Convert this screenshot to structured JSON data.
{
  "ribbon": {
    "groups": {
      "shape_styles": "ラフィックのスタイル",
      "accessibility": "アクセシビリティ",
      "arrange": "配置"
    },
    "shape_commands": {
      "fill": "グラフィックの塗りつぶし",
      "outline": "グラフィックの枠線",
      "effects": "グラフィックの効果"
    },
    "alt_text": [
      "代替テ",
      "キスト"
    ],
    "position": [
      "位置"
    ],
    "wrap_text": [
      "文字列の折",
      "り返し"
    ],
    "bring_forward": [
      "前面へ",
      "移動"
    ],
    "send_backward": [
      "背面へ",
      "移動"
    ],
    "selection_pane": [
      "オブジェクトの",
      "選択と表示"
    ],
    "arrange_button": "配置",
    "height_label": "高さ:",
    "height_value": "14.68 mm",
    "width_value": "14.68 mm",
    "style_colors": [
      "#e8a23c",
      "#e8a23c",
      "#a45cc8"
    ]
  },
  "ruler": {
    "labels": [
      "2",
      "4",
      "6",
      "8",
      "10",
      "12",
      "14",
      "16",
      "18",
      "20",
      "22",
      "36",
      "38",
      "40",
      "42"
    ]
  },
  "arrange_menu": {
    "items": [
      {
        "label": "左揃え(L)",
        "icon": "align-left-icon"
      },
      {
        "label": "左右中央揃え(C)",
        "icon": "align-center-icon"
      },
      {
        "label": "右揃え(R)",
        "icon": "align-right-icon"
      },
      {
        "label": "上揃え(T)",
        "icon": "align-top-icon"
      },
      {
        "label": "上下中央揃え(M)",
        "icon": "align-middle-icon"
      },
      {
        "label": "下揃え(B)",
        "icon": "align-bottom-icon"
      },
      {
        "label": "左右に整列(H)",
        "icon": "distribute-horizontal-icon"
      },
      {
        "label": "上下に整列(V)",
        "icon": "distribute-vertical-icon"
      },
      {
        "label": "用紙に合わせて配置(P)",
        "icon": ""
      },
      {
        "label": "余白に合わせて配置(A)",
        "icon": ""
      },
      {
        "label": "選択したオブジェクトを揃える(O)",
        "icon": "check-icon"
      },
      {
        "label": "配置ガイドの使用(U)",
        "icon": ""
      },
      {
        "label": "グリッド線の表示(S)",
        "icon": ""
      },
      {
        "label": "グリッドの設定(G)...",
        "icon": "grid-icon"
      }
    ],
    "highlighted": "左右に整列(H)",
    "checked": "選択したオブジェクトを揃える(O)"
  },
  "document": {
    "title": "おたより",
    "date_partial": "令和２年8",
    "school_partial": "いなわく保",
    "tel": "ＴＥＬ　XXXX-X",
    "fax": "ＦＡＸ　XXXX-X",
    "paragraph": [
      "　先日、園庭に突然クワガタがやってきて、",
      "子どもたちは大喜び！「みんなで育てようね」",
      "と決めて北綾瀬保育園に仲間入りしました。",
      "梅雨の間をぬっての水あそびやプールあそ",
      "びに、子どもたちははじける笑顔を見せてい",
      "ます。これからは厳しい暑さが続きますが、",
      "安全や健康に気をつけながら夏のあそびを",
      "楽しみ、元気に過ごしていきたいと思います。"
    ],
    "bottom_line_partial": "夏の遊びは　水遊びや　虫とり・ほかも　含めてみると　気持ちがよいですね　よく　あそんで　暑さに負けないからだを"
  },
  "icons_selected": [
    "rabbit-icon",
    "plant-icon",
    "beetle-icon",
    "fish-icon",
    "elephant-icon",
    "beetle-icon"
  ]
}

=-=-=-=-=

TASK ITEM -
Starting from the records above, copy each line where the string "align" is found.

RESPONSE AREA -
        "icon": "align-left-icon"
        "icon": "align-center-icon"
        "icon": "align-right-icon"
        "icon": "align-top-icon"
        "icon": "align-middle-icon"
        "icon": "align-bottom-icon"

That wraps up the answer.